These actions are made all the easier as in the wake of the European legislation on the reuse of public-sector data (PSI Directive) and the Brussels Region’s own digital-transition, smart-city policy, the data published (which do not include personal data) can be freely accessed and are therefore available for any type of consultation or reuse (within the limits of compliance with the Brussels OpenData Licence). This explains why they are also supplied on the regional open-data platform (http://opendatastore.brussels
), where they can be accessed in the form of web services.
The platform, the purpose of which is to facilitate access to and use of data, was also developed to optimise data exchanges. This is the purpose of the module that enables its community of users to interact with mapped components by entering information concerning any related changes or errors (see above). This option was designed to support the update process and maximise the updating and reliability of the data supplied. It also enables municipalities as well as any other public-space stakeholder to quickly and easily fulfil the obligation (imposed by the Regional Parking Policy Plan) to supply notification of any removal of parking spaces on the streets. This operation is facilitated by the “point-by-point” display of available spaces at the most detailed level.
Ultimately, data.parking.brussels is intended to contribute to the implementation by the Brussels-Capital Region of a service-oriented approach to its mobility policy (MaaS).
Indeed, the various functions described above obviously contribute to the integration and simplification of information intended by this approach. They are also helping to prepare for the development of integrated mobility solutions (guidance, mode combinations, payment, etc.) and of new parking-management tools (scancar, secure bicycle-parking network, real-time occupation and appropriate dynamic pricing, etc.).

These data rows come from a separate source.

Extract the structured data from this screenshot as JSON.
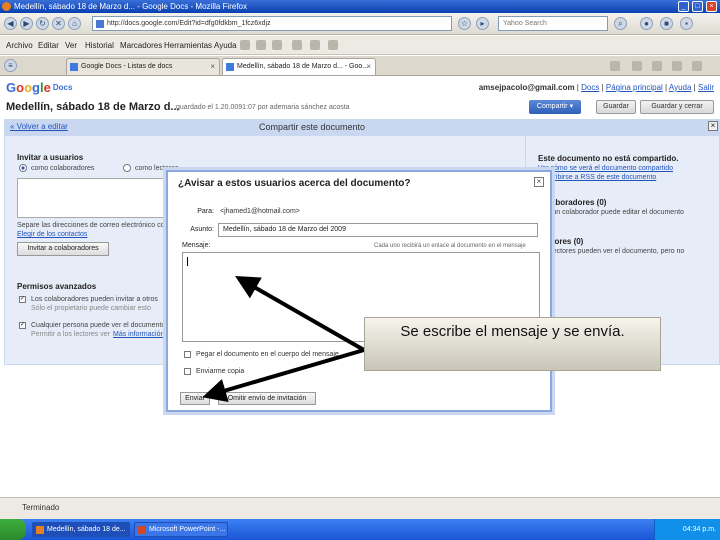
{
  "window": {
    "title": "Medellín, sábado 18 de Marzo d... - Google Docs - Mozilla Firefox"
  },
  "nav": {
    "url": "http://docs.google.com/Edit?id=dfg0fdkbm_1fcz6xdjz",
    "search_placeholder": "Yahoo Search"
  },
  "menu": {
    "items": [
      "Archivo",
      "Editar",
      "Ver",
      "Historial",
      "Marcadores",
      "Herramientas",
      "Ayuda"
    ]
  },
  "tabs": [
    {
      "label": "Google Docs - Listas de docs",
      "active": false
    },
    {
      "label": "Medellín, sábado 18 de Marzo d... - Goo...",
      "active": true
    }
  ],
  "page": {
    "logo": {
      "letters": [
        "G",
        "o",
        "o",
        "g",
        "l",
        "e"
      ],
      "product": "Docs"
    },
    "user": {
      "email": "amsejpacolo@gmail.com",
      "links": [
        "Docs",
        "Página principal",
        "Ayuda",
        "Salir"
      ]
    },
    "doc_title": "Medellín, sábado 18 de Marzo d...",
    "saved_info": "guardado el 1.20.0091:07 por ademaria sánchez acosta",
    "buttons": {
      "compartir": "Compartir ▾",
      "guardar": "Guardar",
      "guardar_cerrar": "Guardar y cerrar"
    },
    "share": {
      "back_link": "« Volver a editar",
      "title": "Compartir este documento",
      "invitar_heading": "Invitar a usuarios",
      "radio_colaboradores": "como colaboradores",
      "radio_lectores": "como lectores",
      "separator_hint": "Separe las direcciones de correo electrónico con comas",
      "contacts_link": "Elegir de los contactos",
      "invite_button": "Invitar a colaboradores",
      "advanced_heading": "Permisos avanzados",
      "perm1": "Los colaboradores pueden invitar a otros",
      "perm1_sub": "Sólo el propietario puede cambiar esto",
      "perm2": "Cualquier persona puede ver el documento",
      "perm2_sub": "Permitir a los lectores ver",
      "more_info": "Más información",
      "right_heading": "Este documento no está compartido.",
      "right_link1": "Ver cómo se verá el documento compartido",
      "right_link2": "Suscribirse a RSS de este documento",
      "collab_heading": "Colaboradores (0)",
      "collab_text": "Ningún colaborador puede editar el documento",
      "viewers_heading": "Lectores (0)",
      "viewers_text": "Los lectores pueden ver el documento, pero no"
    }
  },
  "dialog": {
    "title": "¿Avisar a estos usuarios acerca del documento?",
    "para_label": "Para:",
    "para_value": "<jhamed1@hotmail.com>",
    "asunto_label": "Asunto:",
    "asunto_value": "Medellín, sábado 18 de Marzo del 2009",
    "mensaje_label": "Mensaje:",
    "mensaje_hint": "Cada uno recibirá un enlace al documento en el mensaje",
    "mensaje_value": "",
    "chk1_label": "Pegar el documento en el cuerpo del mensaje",
    "chk2_label": "Enviarme copia",
    "send_button": "Enviar",
    "skip_button": "Omitir envío de invitación"
  },
  "callout": {
    "text": "Se escribe el mensaje y se envía."
  },
  "status": {
    "text": "Terminado"
  },
  "taskbar": {
    "tasks": [
      {
        "label": "Medellín, sábado 18 de...",
        "active": true
      },
      {
        "label": "Microsoft PowerPoint -...",
        "active": false
      }
    ],
    "clock": "04:34 p.m."
  },
  "colors": {
    "accent": "#3a6bd6",
    "share_bg": "#e6ecf8",
    "taskbar": "#245edb"
  }
}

Beyond any potential new functions and the regular updating of the information already available, new data could therefore be gradually added to the platform, whether from on-site surveys (rotation, time spent searching for a space, etc.) or new technologies (sensors, cameras, etc.).
This article was first published in the 52th issue of Le Moniteur de la Mobilité et de la Sécurité routière
. You can find a download link to this publication here